(Data about app and page elements)
☆ ☆ ☆ ☆ ☆

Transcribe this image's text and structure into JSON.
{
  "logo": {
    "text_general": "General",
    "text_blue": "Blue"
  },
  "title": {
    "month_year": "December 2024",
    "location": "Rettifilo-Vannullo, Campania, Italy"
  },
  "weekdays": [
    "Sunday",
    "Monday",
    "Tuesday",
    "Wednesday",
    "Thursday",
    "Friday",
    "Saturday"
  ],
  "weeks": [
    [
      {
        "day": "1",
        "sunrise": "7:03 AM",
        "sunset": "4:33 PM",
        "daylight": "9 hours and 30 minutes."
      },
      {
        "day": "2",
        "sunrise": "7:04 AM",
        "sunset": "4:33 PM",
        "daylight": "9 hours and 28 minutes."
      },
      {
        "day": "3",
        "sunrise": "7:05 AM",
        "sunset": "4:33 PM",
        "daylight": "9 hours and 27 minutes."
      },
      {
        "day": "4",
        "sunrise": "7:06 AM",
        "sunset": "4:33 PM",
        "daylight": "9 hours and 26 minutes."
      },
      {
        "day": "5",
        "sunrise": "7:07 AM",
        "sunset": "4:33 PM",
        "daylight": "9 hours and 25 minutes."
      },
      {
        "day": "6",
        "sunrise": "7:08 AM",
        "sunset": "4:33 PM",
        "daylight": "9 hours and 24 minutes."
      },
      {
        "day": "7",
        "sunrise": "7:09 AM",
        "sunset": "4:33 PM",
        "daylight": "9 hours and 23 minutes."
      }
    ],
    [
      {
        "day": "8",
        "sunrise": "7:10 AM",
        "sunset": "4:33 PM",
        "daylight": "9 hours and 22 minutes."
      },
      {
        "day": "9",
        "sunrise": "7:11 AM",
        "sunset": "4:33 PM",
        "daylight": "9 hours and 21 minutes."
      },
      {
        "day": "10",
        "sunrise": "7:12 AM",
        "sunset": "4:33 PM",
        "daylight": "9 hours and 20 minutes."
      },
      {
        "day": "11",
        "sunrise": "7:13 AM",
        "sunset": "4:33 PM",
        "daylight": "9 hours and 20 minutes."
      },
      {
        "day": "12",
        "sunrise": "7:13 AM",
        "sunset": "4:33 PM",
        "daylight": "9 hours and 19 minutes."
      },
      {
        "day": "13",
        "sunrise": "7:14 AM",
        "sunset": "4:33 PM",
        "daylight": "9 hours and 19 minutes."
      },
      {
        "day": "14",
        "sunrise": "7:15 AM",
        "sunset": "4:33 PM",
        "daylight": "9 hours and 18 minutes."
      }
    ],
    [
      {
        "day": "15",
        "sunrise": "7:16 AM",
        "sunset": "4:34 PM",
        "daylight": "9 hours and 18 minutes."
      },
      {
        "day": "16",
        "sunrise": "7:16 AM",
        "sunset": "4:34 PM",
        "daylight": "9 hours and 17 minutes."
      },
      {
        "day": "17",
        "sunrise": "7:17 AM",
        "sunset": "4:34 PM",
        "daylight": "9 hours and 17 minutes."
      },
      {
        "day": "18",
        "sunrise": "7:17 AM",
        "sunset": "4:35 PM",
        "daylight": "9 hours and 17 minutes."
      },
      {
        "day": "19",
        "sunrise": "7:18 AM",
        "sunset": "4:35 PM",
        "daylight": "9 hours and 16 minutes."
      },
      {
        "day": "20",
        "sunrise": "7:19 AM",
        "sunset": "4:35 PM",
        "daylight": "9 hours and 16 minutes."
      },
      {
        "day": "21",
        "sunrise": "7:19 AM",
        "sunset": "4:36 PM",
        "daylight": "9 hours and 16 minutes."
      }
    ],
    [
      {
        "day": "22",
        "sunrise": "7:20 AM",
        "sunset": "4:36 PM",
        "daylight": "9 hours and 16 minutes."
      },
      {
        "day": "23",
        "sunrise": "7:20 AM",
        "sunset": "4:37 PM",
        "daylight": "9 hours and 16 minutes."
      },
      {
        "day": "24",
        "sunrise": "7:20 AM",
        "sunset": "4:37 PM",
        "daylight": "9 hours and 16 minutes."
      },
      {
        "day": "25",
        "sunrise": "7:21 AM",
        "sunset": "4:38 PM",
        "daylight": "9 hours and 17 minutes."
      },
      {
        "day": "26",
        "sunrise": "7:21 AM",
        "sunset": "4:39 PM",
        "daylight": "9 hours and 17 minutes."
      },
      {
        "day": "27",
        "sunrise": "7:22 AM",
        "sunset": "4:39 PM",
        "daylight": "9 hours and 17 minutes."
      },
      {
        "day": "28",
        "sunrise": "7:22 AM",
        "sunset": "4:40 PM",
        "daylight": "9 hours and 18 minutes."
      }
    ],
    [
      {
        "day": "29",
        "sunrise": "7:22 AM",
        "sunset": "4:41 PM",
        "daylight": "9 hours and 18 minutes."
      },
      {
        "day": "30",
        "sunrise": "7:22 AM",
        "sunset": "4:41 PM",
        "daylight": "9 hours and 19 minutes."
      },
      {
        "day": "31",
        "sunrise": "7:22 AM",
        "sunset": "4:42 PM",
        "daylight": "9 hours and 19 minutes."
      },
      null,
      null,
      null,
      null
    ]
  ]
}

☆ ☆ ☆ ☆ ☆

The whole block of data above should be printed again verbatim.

Transcribe this image's text and structure into JSON.
{
  "logo": {
    "text_general": "General",
    "text_blue": "Blue"
  },
  "title": {
    "month_year": "December 2024",
    "location": "Rettifilo-Vannullo, Campania, Italy"
  },
  "weekdays": [
    "Sunday",
    "Monday",
    "Tuesday",
    "Wednesday",
    "Thursday",
    "Friday",
    "Saturday"
  ],
  "weeks": [
    [
      {
        "day": "1",
        "sunrise": "7:03 AM",
        "sunset": "4:33 PM",
        "daylight": "9 hours and 30 minutes."
      },
      {
        "day": "2",
        "sunrise": "7:04 AM",
        "sunset": "4:33 PM",
        "daylight": "9 hours and 28 minutes."
      },
      {
        "day": "3",
        "sunrise": "7:05 AM",
        "sunset": "4:33 PM",
        "daylight": "9 hours and 27 minutes."
      },
      {
        "day": "4",
        "sunrise": "7:06 AM",
        "sunset": "4:33 PM",
        "daylight": "9 hours and 26 minutes."
      },
      {
        "day": "5",
        "sunrise": "7:07 AM",
        "sunset": "4:33 PM",
        "daylight": "9 hours and 25 minutes."
      },
      {
        "day": "6",
        "sunrise": "7:08 AM",
        "sunset": "4:33 PM",
        "daylight": "9 hours and 24 minutes."
      },
      {
        "day": "7",
        "sunrise": "7:09 AM",
        "sunset": "4:33 PM",
        "daylight": "9 hours and 23 minutes."
      }
    ],
    [
      {
        "day": "8",
        "sunrise": "7:10 AM",
        "sunset": "4:33 PM",
        "daylight": "9 hours and 22 minutes."
      },
      {
        "day": "9",
        "sunrise": "7:11 AM",
        "sunset": "4:33 PM",
        "daylight": "9 hours and 21 minutes."
      },
      {
        "day": "10",
        "sunrise": "7:12 AM",
        "sunset": "4:33 PM",
        "daylight": "9 hours and 20 minutes."
      },
      {
        "day": "11",
        "sunrise": "7:13 AM",
        "sunset": "4:33 PM",
        "daylight": "9 hours and 20 minutes."
      },
      {
        "day": "12",
        "sunrise": "7:13 AM",
        "sunset": "4:33 PM",
        "daylight": "9 hours and 19 minutes."
      },
      {
        "day": "13",
        "sunrise": "7:14 AM",
        "sunset": "4:33 PM",
        "daylight": "9 hours and 19 minutes."
      },
      {
        "day": "14",
        "sunrise": "7:15 AM",
        "sunset": "4:33 PM",
        "daylight": "9 hours and 18 minutes."
      }
    ],
    [
      {
        "day": "15",
        "sunrise": "7:16 AM",
        "sunset": "4:34 PM",
        "daylight": "9 hours and 18 minutes."
      },
      {
        "day": "16",
        "sunrise": "7:16 AM",
        "sunset": "4:34 PM",
        "daylight": "9 hours and 17 minutes."
      },
      {
        "day": "17",
        "sunrise": "7:17 AM",
        "sunset": "4:34 PM",
        "daylight": "9 hours and 17 minutes."
      },
      {
        "day": "18",
        "sunrise": "7:17 AM",
        "sunset": "4:35 PM",
        "daylight": "9 hours and 17 minutes."
      },
      {
        "day": "19",
        "sunrise": "7:18 AM",
        "sunset": "4:35 PM",
        "daylight": "9 hours and 16 minutes."
      },
      {
        "day": "20",
        "sunrise": "7:19 AM",
        "sunset": "4:35 PM",
        "daylight": "9 hours and 16 minutes."
      },
      {
        "day": "21",
        "sunrise": "7:19 AM",
        "sunset": "4:36 PM",
        "daylight": "9 hours and 16 minutes."
      }
    ],
    [
      {
        "day": "22",
        "sunrise": "7:20 AM",
        "sunset": "4:36 PM",
        "daylight": "9 hours and 16 minutes."
      },
      {
        "day": "23",
        "sunrise": "7:20 AM",
        "sunset": "4:37 PM",
        "daylight": "9 hours and 16 minutes."
      },
      {
        "day": "24",
        "sunrise": "7:20 AM",
        "sunset": "4:37 PM",
        "daylight": "9 hours and 16 minutes."
      },
      {
        "day": "25",
        "sunrise": "7:21 AM",
        "sunset": "4:38 PM",
        "daylight": "9 hours and 17 minutes."
      },
      {
        "day": "26",
        "sunrise": "7:21 AM",
        "sunset": "4:39 PM",
        "daylight": "9 hours and 17 minutes."
      },
      {
        "day": "27",
        "sunrise": "7:22 AM",
        "sunset": "4:39 PM",
        "daylight": "9 hours and 17 minutes."
      },
      {
        "day": "28",
        "sunrise": "7:22 AM",
        "sunset": "4:40 PM",
        "daylight": "9 hours and 18 minutes."
      }
    ],
    [
      {
        "day": "29",
        "sunrise": "7:22 AM",
        "sunset": "4:41 PM",
        "daylight": "9 hours and 18 minutes."
      },
      {
        "day": "30",
        "sunrise": "7:22 AM",
        "sunset": "4:41 PM",
        "daylight": "9 hours and 19 minutes."
      },
      {
        "day": "31",
        "sunrise": "7:22 AM",
        "sunset": "4:42 PM",
        "daylight": "9 hours and 19 minutes."
      },
      null,
      null,
      null,
      null
    ]
  ]
}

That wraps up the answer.